*PROBLEM STATEMENT*. The answer is the full set of records, given again exactly and without images.

[Dataset rows describing interfaces]
● ● ● ● ●

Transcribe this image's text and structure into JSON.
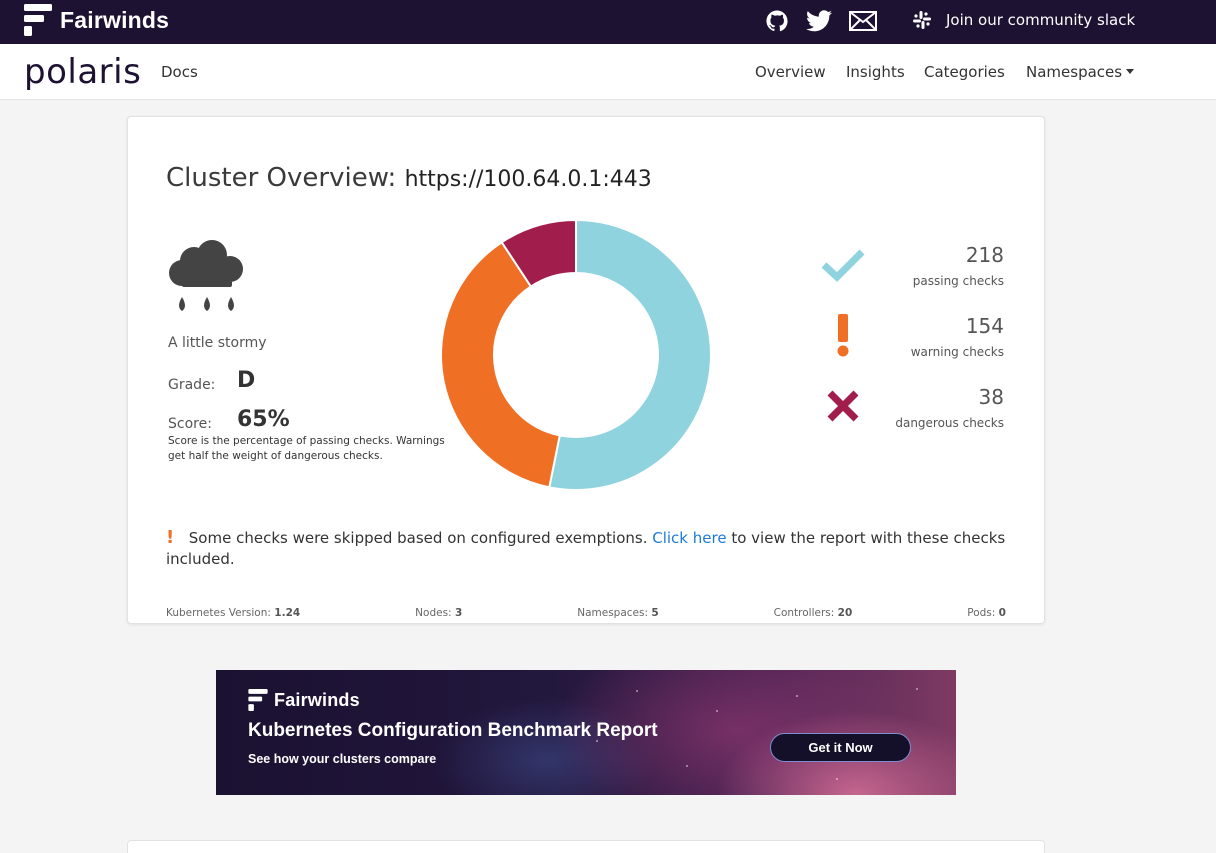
{
  "topbar": {
    "brand": "Fairwinds",
    "icons": [
      "github-icon",
      "twitter-icon",
      "mail-icon",
      "slack-icon"
    ],
    "slack_label": "Join our community slack"
  },
  "navbar": {
    "logo": "polaris",
    "docs": "Docs",
    "links": [
      "Overview",
      "Insights",
      "Categories",
      "Namespaces"
    ]
  },
  "cluster": {
    "title_prefix": "Cluster Overview:",
    "url": "https://100.64.0.1:443",
    "weather_icon": "stormy-cloud-icon",
    "weather_label": "A little stormy",
    "grade_label": "Grade:",
    "grade": "D",
    "score_label": "Score:",
    "score": "65%",
    "score_note": "Score is the percentage of passing checks. Warnings get half the weight of dangerous checks."
  },
  "checks": {
    "passing": {
      "count": "218",
      "label": "passing checks",
      "color": "#8fd3de",
      "icon": "check-icon"
    },
    "warning": {
      "count": "154",
      "label": "warning checks",
      "color": "#ef7025",
      "icon": "exclamation-icon"
    },
    "dangerous": {
      "count": "38",
      "label": "dangerous checks",
      "color": "#a11d4b",
      "icon": "x-icon"
    }
  },
  "chart_data": {
    "type": "pie",
    "categories": [
      "passing checks",
      "warning checks",
      "dangerous checks"
    ],
    "values": [
      218,
      154,
      38
    ],
    "colors": [
      "#8fd3de",
      "#ef7025",
      "#a11d4b"
    ]
  },
  "notice": {
    "before": "Some checks were skipped based on configured exemptions.",
    "link": "Click here",
    "after": "to view the report with these checks included."
  },
  "footer": {
    "kubernetes_label": "Kubernetes Version:",
    "kubernetes": "1.24",
    "nodes_label": "Nodes:",
    "nodes": "3",
    "namespaces_label": "Namespaces:",
    "namespaces": "5",
    "controllers_label": "Controllers:",
    "controllers": "20",
    "pods_label": "Pods:",
    "pods": "0"
  },
  "banner": {
    "brand": "Fairwinds",
    "title": "Kubernetes Configuration Benchmark Report",
    "subtitle": "See how your clusters compare",
    "button": "Get it Now"
  }
}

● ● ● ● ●

*TASK ANSWER*.
Transcribe this image's text and structure into JSON.
{
  "topbar": {
    "brand": "Fairwinds",
    "icons": [
      "github-icon",
      "twitter-icon",
      "mail-icon",
      "slack-icon"
    ],
    "slack_label": "Join our community slack"
  },
  "navbar": {
    "logo": "polaris",
    "docs": "Docs",
    "links": [
      "Overview",
      "Insights",
      "Categories",
      "Namespaces"
    ]
  },
  "cluster": {
    "title_prefix": "Cluster Overview:",
    "url": "https://100.64.0.1:443",
    "weather_icon": "stormy-cloud-icon",
    "weather_label": "A little stormy",
    "grade_label": "Grade:",
    "grade": "D",
    "score_label": "Score:",
    "score": "65%",
    "score_note": "Score is the percentage of passing checks. Warnings get half the weight of dangerous checks."
  },
  "checks": {
    "passing": {
      "count": "218",
      "label": "passing checks",
      "color": "#8fd3de",
      "icon": "check-icon"
    },
    "warning": {
      "count": "154",
      "label": "warning checks",
      "color": "#ef7025",
      "icon": "exclamation-icon"
    },
    "dangerous": {
      "count": "38",
      "label": "dangerous checks",
      "color": "#a11d4b",
      "icon": "x-icon"
    }
  },
  "chart_data": {
    "type": "pie",
    "categories": [
      "passing checks",
      "warning checks",
      "dangerous checks"
    ],
    "values": [
      218,
      154,
      38
    ],
    "colors": [
      "#8fd3de",
      "#ef7025",
      "#a11d4b"
    ]
  },
  "notice": {
    "before": "Some checks were skipped based on configured exemptions.",
    "link": "Click here",
    "after": "to view the report with these checks included."
  },
  "footer": {
    "kubernetes_label": "Kubernetes Version:",
    "kubernetes": "1.24",
    "nodes_label": "Nodes:",
    "nodes": "3",
    "namespaces_label": "Namespaces:",
    "namespaces": "5",
    "controllers_label": "Controllers:",
    "controllers": "20",
    "pods_label": "Pods:",
    "pods": "0"
  },
  "banner": {
    "brand": "Fairwinds",
    "title": "Kubernetes Configuration Benchmark Report",
    "subtitle": "See how your clusters compare",
    "button": "Get it Now"
  }
}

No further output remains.